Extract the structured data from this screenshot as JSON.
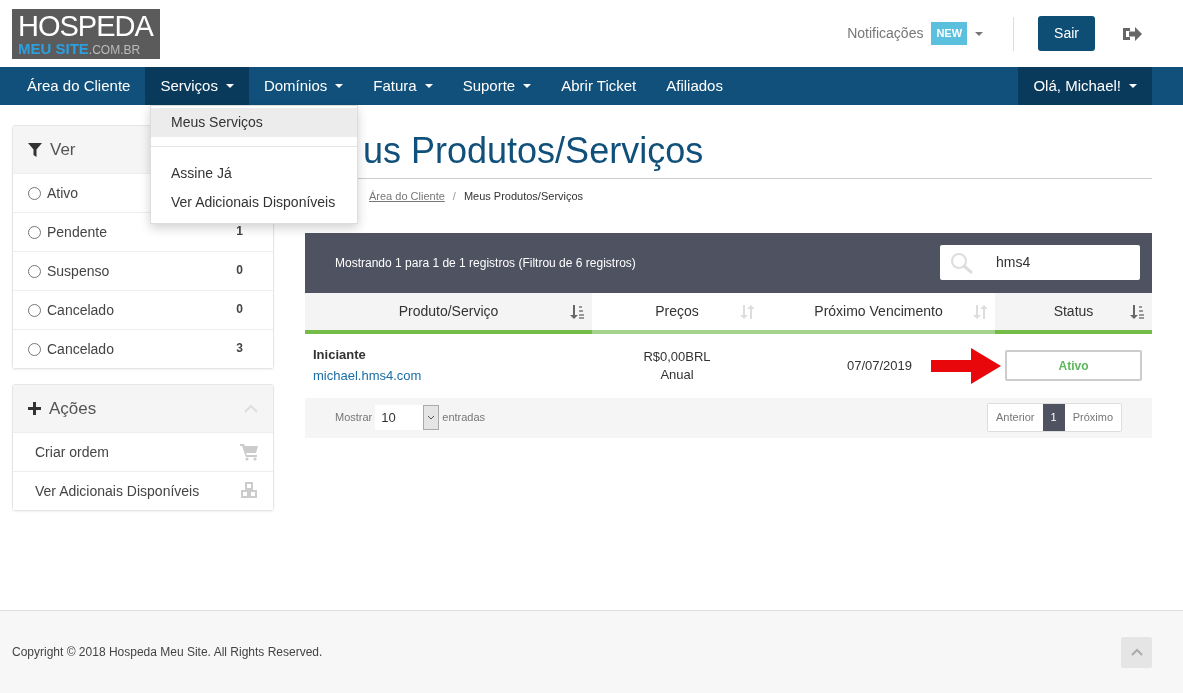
{
  "header": {
    "logo": {
      "top": "HOSPEDA",
      "brand": "MEU SITE",
      "suffix": ".COM.BR"
    },
    "notifications": {
      "label": "Notificações",
      "badge": "NEW"
    },
    "logout_button": "Sair"
  },
  "nav": {
    "items": [
      {
        "label": "Área do Cliente",
        "caret": false,
        "expanded": false
      },
      {
        "label": "Serviços",
        "caret": true,
        "expanded": true
      },
      {
        "label": "Domínios",
        "caret": true,
        "expanded": false
      },
      {
        "label": "Fatura",
        "caret": true,
        "expanded": false
      },
      {
        "label": "Suporte",
        "caret": true,
        "expanded": false
      },
      {
        "label": "Abrir Ticket",
        "caret": false,
        "expanded": false
      },
      {
        "label": "Afiliados",
        "caret": false,
        "expanded": false
      }
    ],
    "user_menu": {
      "label": "Olá, Michael!",
      "caret": true
    }
  },
  "dropdown": {
    "groups": [
      [
        {
          "label": "Meus Serviços",
          "selected": true
        }
      ],
      [
        {
          "label": "Assine Já",
          "selected": false
        },
        {
          "label": "Ver Adicionais Disponíveis",
          "selected": false
        }
      ]
    ]
  },
  "sidebar": {
    "filter": {
      "title": "Ver",
      "items": [
        {
          "label": "Ativo",
          "selected": false
        },
        {
          "label": "Pendente",
          "count": "1",
          "selected": false
        },
        {
          "label": "Suspenso",
          "count": "0",
          "selected": false
        },
        {
          "label": "Cancelado",
          "count": "0",
          "selected": false
        },
        {
          "label": "Cancelado",
          "count": "3",
          "selected": false
        }
      ]
    },
    "actions": {
      "title": "Ações",
      "items": [
        {
          "label": "Criar ordem",
          "kind": "cart"
        },
        {
          "label": "Ver Adicionais Disponíveis",
          "kind": "cubes"
        }
      ]
    }
  },
  "page": {
    "title": "us Produtos/Serviços",
    "breadcrumb": {
      "separator": "/",
      "items": [
        "Área do Cliente",
        "Meus Produtos/Serviços"
      ]
    }
  },
  "table": {
    "info": "Mostrando 1 para 1 de 1 registros (Filtrou de 6 registros)",
    "search": {
      "value": "hms4"
    },
    "columns": [
      {
        "label": "Produto/Serviço",
        "sorted": true
      },
      {
        "label": "Preços",
        "sorted": false
      },
      {
        "label": "Próximo Vencimento",
        "sorted": false
      },
      {
        "label": "Status",
        "sorted": true
      }
    ],
    "rows": [
      {
        "product": "Iniciante",
        "domain": "michael.hms4.com",
        "price": "R$0,00BRL",
        "cycle": "Anual",
        "due": "07/07/2019",
        "status": "Ativo"
      }
    ],
    "length": {
      "label_before": "Mostrar",
      "value": "10",
      "label_after": "entradas"
    },
    "pagination": [
      {
        "label": "Anterior",
        "selected": false
      },
      {
        "label": "1",
        "selected": true
      },
      {
        "label": "Próximo",
        "selected": false
      }
    ]
  },
  "footer": {
    "copyright": "Copyright © 2018 Hospeda Meu Site. All Rights Reserved."
  }
}
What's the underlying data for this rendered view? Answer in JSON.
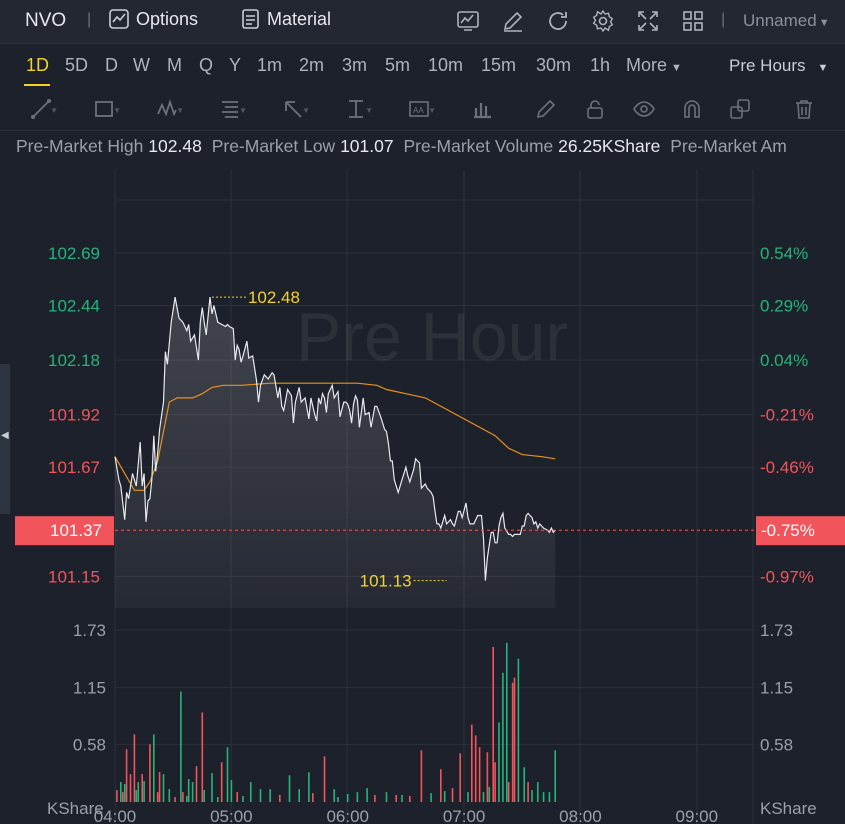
{
  "header": {
    "symbol": "NVO",
    "options_label": "Options",
    "material_label": "Material",
    "layout_name": "Unnamed",
    "icons": [
      "chart-icon",
      "edit-icon",
      "refresh-icon",
      "settings-icon",
      "fullscreen-icon",
      "grid-icon"
    ]
  },
  "timeframes": {
    "items": [
      "1D",
      "5D",
      "D",
      "W",
      "M",
      "Q",
      "Y",
      "1m",
      "2m",
      "3m",
      "5m",
      "10m",
      "15m",
      "30m",
      "1h"
    ],
    "active": "1D",
    "more_label": "More",
    "session_label": "Pre Hours"
  },
  "drawing_tools": [
    "trendline-icon",
    "rectangle-icon",
    "wave-icon",
    "fib-icon",
    "arrow-icon",
    "measure-icon",
    "text-icon",
    "bars-icon",
    "pencil-icon",
    "lock-icon",
    "eye-icon",
    "magnet-icon",
    "layers-icon",
    "trash-icon"
  ],
  "stats": {
    "high_label": "Pre-Market High",
    "high_value": "102.48",
    "low_label": "Pre-Market Low",
    "low_value": "101.07",
    "volume_label": "Pre-Market Volume",
    "volume_value": "26.25KShare",
    "amount_label": "Pre-Market Am"
  },
  "colors": {
    "up": "#26b47a",
    "down": "#f2545b",
    "price_line": "#e6e8ee",
    "avg_line": "#e8921c",
    "marker": "#f4d22b",
    "bg": "#1d212b"
  },
  "chart_data": {
    "type": "line",
    "watermark": "Pre Hour",
    "current_price": "101.37",
    "current_pct": "-0.75%",
    "price_axis_left": [
      {
        "label": "102.69",
        "value": 102.69,
        "dir": "up"
      },
      {
        "label": "102.44",
        "value": 102.44,
        "dir": "up"
      },
      {
        "label": "102.18",
        "value": 102.18,
        "dir": "up"
      },
      {
        "label": "101.92",
        "value": 101.92,
        "dir": "down"
      },
      {
        "label": "101.67",
        "value": 101.67,
        "dir": "down"
      },
      {
        "label": "101.15",
        "value": 101.15,
        "dir": "down"
      }
    ],
    "price_axis_right": [
      "0.54%",
      "0.29%",
      "0.04%",
      "-0.21%",
      "-0.46%",
      "-0.97%"
    ],
    "x_ticks": [
      "04:00",
      "05:00",
      "06:00",
      "07:00",
      "08:00",
      "09:00"
    ],
    "x_range_minutes": [
      0,
      330
    ],
    "y_range": [
      101.0,
      102.8
    ],
    "max_marker": {
      "label": "102.48",
      "t": 50,
      "v": 102.48
    },
    "min_marker": {
      "label": "101.13",
      "t": 171,
      "v": 101.13
    },
    "price_series": [
      [
        0,
        101.72
      ],
      [
        2,
        101.61
      ],
      [
        3,
        101.58
      ],
      [
        5,
        101.42
      ],
      [
        6,
        101.55
      ],
      [
        7,
        101.52
      ],
      [
        9,
        101.64
      ],
      [
        11,
        101.58
      ],
      [
        13,
        101.79
      ],
      [
        14,
        101.58
      ],
      [
        15,
        101.64
      ],
      [
        16,
        101.41
      ],
      [
        17,
        101.51
      ],
      [
        18,
        101.52
      ],
      [
        19,
        101.61
      ],
      [
        20,
        101.82
      ],
      [
        21,
        101.65
      ],
      [
        22,
        101.74
      ],
      [
        23,
        101.85
      ],
      [
        25,
        101.98
      ],
      [
        26,
        102.22
      ],
      [
        27,
        102.16
      ],
      [
        29,
        102.36
      ],
      [
        31,
        102.48
      ],
      [
        33,
        102.38
      ],
      [
        35,
        102.36
      ],
      [
        37,
        102.32
      ],
      [
        38,
        102.35
      ],
      [
        39,
        102.27
      ],
      [
        41,
        102.3
      ],
      [
        43,
        102.18
      ],
      [
        44,
        102.36
      ],
      [
        45,
        102.43
      ],
      [
        46,
        102.36
      ],
      [
        47,
        102.3
      ],
      [
        49,
        102.48
      ],
      [
        50,
        102.4
      ],
      [
        51,
        102.44
      ],
      [
        53,
        102.36
      ],
      [
        55,
        102.35
      ],
      [
        57,
        102.34
      ],
      [
        58,
        102.35
      ],
      [
        59,
        102.34
      ],
      [
        61,
        102.33
      ],
      [
        62,
        102.18
      ],
      [
        63,
        102.25
      ],
      [
        64,
        102.23
      ],
      [
        65,
        102.17
      ],
      [
        66,
        102.2
      ],
      [
        68,
        102.27
      ],
      [
        69,
        102.19
      ],
      [
        71,
        102.2
      ],
      [
        73,
        102.08
      ],
      [
        74,
        101.98
      ],
      [
        75,
        102.06
      ],
      [
        77,
        102.11
      ],
      [
        79,
        102.09
      ],
      [
        81,
        102.12
      ],
      [
        82,
        102.11
      ],
      [
        84,
        102.0
      ],
      [
        85,
        102.05
      ],
      [
        86,
        101.96
      ],
      [
        87,
        101.94
      ],
      [
        89,
        102.04
      ],
      [
        91,
        102.01
      ],
      [
        92,
        101.88
      ],
      [
        93,
        101.98
      ],
      [
        95,
        102.05
      ],
      [
        96,
        101.98
      ],
      [
        98,
        102.0
      ],
      [
        100,
        101.9
      ],
      [
        101,
        102.0
      ],
      [
        102,
        101.96
      ],
      [
        103,
        101.92
      ],
      [
        104,
        101.89
      ],
      [
        105,
        102.0
      ],
      [
        106,
        101.97
      ],
      [
        107,
        102.02
      ],
      [
        108,
        102.0
      ],
      [
        109,
        101.93
      ],
      [
        110,
        102.02
      ],
      [
        112,
        102.06
      ],
      [
        113,
        102.0
      ],
      [
        115,
        102.03
      ],
      [
        116,
        101.91
      ],
      [
        118,
        101.98
      ],
      [
        119,
        101.98
      ],
      [
        120,
        101.97
      ],
      [
        121,
        101.94
      ],
      [
        122,
        101.88
      ],
      [
        123,
        101.97
      ],
      [
        124,
        102.01
      ],
      [
        125,
        101.99
      ],
      [
        126,
        101.86
      ],
      [
        127,
        101.93
      ],
      [
        128,
        102.0
      ],
      [
        129,
        101.92
      ],
      [
        131,
        101.93
      ],
      [
        132,
        101.86
      ],
      [
        134,
        101.96
      ],
      [
        135,
        101.96
      ],
      [
        137,
        101.91
      ],
      [
        139,
        101.85
      ],
      [
        140,
        101.84
      ],
      [
        141,
        101.78
      ],
      [
        142,
        101.7
      ],
      [
        143,
        101.7
      ],
      [
        144,
        101.61
      ],
      [
        146,
        101.55
      ],
      [
        148,
        101.61
      ],
      [
        150,
        101.67
      ],
      [
        151,
        101.63
      ],
      [
        152,
        101.6
      ],
      [
        154,
        101.66
      ],
      [
        155,
        101.71
      ],
      [
        157,
        101.69
      ],
      [
        158,
        101.57
      ],
      [
        160,
        101.59
      ],
      [
        161,
        101.57
      ],
      [
        163,
        101.55
      ],
      [
        164,
        101.53
      ],
      [
        165,
        101.46
      ],
      [
        166,
        101.4
      ],
      [
        167,
        101.4
      ],
      [
        168,
        101.38
      ],
      [
        170,
        101.44
      ],
      [
        171,
        101.4
      ],
      [
        173,
        101.42
      ],
      [
        174,
        101.4
      ],
      [
        175,
        101.39
      ],
      [
        177,
        101.46
      ],
      [
        178,
        101.46
      ],
      [
        179,
        101.43
      ],
      [
        181,
        101.5
      ],
      [
        182,
        101.43
      ],
      [
        183,
        101.4
      ],
      [
        185,
        101.4
      ],
      [
        186,
        101.42
      ],
      [
        187,
        101.44
      ],
      [
        189,
        101.44
      ],
      [
        190,
        101.33
      ],
      [
        191,
        101.13
      ],
      [
        192,
        101.24
      ],
      [
        193,
        101.3
      ],
      [
        194,
        101.36
      ],
      [
        195,
        101.36
      ],
      [
        196,
        101.31
      ],
      [
        197,
        101.31
      ],
      [
        198,
        101.39
      ],
      [
        199,
        101.43
      ],
      [
        200,
        101.45
      ],
      [
        201,
        101.38
      ],
      [
        203,
        101.35
      ],
      [
        204,
        101.35
      ],
      [
        205,
        101.34
      ],
      [
        206,
        101.35
      ],
      [
        207,
        101.35
      ],
      [
        209,
        101.35
      ],
      [
        210,
        101.39
      ],
      [
        211,
        101.39
      ],
      [
        212,
        101.44
      ],
      [
        213,
        101.45
      ],
      [
        214,
        101.44
      ],
      [
        215,
        101.43
      ],
      [
        216,
        101.4
      ],
      [
        217,
        101.41
      ],
      [
        218,
        101.38
      ],
      [
        219,
        101.4
      ],
      [
        221,
        101.38
      ],
      [
        223,
        101.37
      ],
      [
        224,
        101.36
      ],
      [
        225,
        101.38
      ],
      [
        226,
        101.36
      ],
      [
        227,
        101.37
      ]
    ],
    "avg_series": [
      [
        0,
        101.72
      ],
      [
        10,
        101.56
      ],
      [
        15,
        101.56
      ],
      [
        18,
        101.6
      ],
      [
        22,
        101.7
      ],
      [
        28,
        101.98
      ],
      [
        32,
        102.0
      ],
      [
        40,
        102.0
      ],
      [
        45,
        102.02
      ],
      [
        50,
        102.05
      ],
      [
        56,
        102.06
      ],
      [
        65,
        102.06
      ],
      [
        80,
        102.07
      ],
      [
        100,
        102.07
      ],
      [
        125,
        102.07
      ],
      [
        135,
        102.06
      ],
      [
        140,
        102.04
      ],
      [
        150,
        102.02
      ],
      [
        160,
        102.0
      ],
      [
        170,
        101.95
      ],
      [
        180,
        101.9
      ],
      [
        190,
        101.85
      ],
      [
        196,
        101.82
      ],
      [
        203,
        101.76
      ],
      [
        210,
        101.73
      ],
      [
        220,
        101.72
      ],
      [
        227,
        101.71
      ]
    ],
    "volume_axis": [
      "1.73",
      "1.15",
      "0.58",
      "KShare"
    ],
    "volume_max": 1.9,
    "volume": [
      [
        1,
        0.12,
        "down"
      ],
      [
        3,
        0.2,
        "up"
      ],
      [
        4,
        0.1,
        "down"
      ],
      [
        5,
        0.18,
        "up"
      ],
      [
        6,
        0.53,
        "down"
      ],
      [
        8,
        0.28,
        "down"
      ],
      [
        10,
        0.68,
        "down"
      ],
      [
        11,
        0.12,
        "up"
      ],
      [
        12,
        0.2,
        "up"
      ],
      [
        14,
        0.28,
        "down"
      ],
      [
        15,
        0.21,
        "up"
      ],
      [
        18,
        0.58,
        "down"
      ],
      [
        20,
        0.68,
        "up"
      ],
      [
        22,
        0.1,
        "down"
      ],
      [
        23,
        0.3,
        "down"
      ],
      [
        25,
        0.28,
        "up"
      ],
      [
        28,
        0.13,
        "up"
      ],
      [
        31,
        0.05,
        "down"
      ],
      [
        34,
        1.11,
        "up"
      ],
      [
        35,
        0.1,
        "down"
      ],
      [
        37,
        0.06,
        "up"
      ],
      [
        38,
        0.23,
        "up"
      ],
      [
        40,
        0.2,
        "up"
      ],
      [
        42,
        0.36,
        "down"
      ],
      [
        45,
        0.9,
        "down"
      ],
      [
        46,
        0.12,
        "up"
      ],
      [
        50,
        0.29,
        "up"
      ],
      [
        53,
        0.05,
        "up"
      ],
      [
        55,
        0.4,
        "down"
      ],
      [
        58,
        0.55,
        "up"
      ],
      [
        60,
        0.22,
        "up"
      ],
      [
        63,
        0.1,
        "down"
      ],
      [
        66,
        0.06,
        "up"
      ],
      [
        70,
        0.2,
        "up"
      ],
      [
        75,
        0.13,
        "up"
      ],
      [
        80,
        0.13,
        "up"
      ],
      [
        85,
        0.07,
        "down"
      ],
      [
        90,
        0.27,
        "up"
      ],
      [
        95,
        0.13,
        "up"
      ],
      [
        100,
        0.3,
        "up"
      ],
      [
        102,
        0.09,
        "down"
      ],
      [
        108,
        0.46,
        "down"
      ],
      [
        113,
        0.13,
        "up"
      ],
      [
        115,
        0.05,
        "up"
      ],
      [
        120,
        0.08,
        "up"
      ],
      [
        125,
        0.1,
        "up"
      ],
      [
        130,
        0.14,
        "up"
      ],
      [
        134,
        0.07,
        "down"
      ],
      [
        140,
        0.1,
        "up"
      ],
      [
        145,
        0.07,
        "down"
      ],
      [
        148,
        0.07,
        "up"
      ],
      [
        152,
        0.06,
        "down"
      ],
      [
        158,
        0.52,
        "down"
      ],
      [
        163,
        0.09,
        "up"
      ],
      [
        168,
        0.33,
        "down"
      ],
      [
        170,
        0.11,
        "up"
      ],
      [
        174,
        0.14,
        "down"
      ],
      [
        178,
        0.49,
        "down"
      ],
      [
        182,
        0.1,
        "up"
      ],
      [
        184,
        0.78,
        "down"
      ],
      [
        186,
        0.67,
        "down"
      ],
      [
        188,
        0.55,
        "down"
      ],
      [
        190,
        0.1,
        "up"
      ],
      [
        192,
        0.5,
        "down"
      ],
      [
        193,
        0.15,
        "up"
      ],
      [
        195,
        1.56,
        "down"
      ],
      [
        196,
        0.4,
        "down"
      ],
      [
        198,
        0.8,
        "up"
      ],
      [
        200,
        1.3,
        "up"
      ],
      [
        202,
        1.6,
        "up"
      ],
      [
        203,
        0.2,
        "down"
      ],
      [
        205,
        1.2,
        "down"
      ],
      [
        206,
        1.25,
        "down"
      ],
      [
        208,
        1.44,
        "up"
      ],
      [
        211,
        0.35,
        "up"
      ],
      [
        213,
        0.2,
        "down"
      ],
      [
        215,
        0.12,
        "up"
      ],
      [
        218,
        0.2,
        "up"
      ],
      [
        221,
        0.1,
        "up"
      ],
      [
        224,
        0.1,
        "up"
      ],
      [
        227,
        0.52,
        "up"
      ]
    ]
  }
}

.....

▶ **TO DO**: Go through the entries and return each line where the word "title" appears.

▶ **YOUR SOLUTION**:
      "title": "Ver",
      "title": "Ações",
    "title": "us Produtos/Serviços",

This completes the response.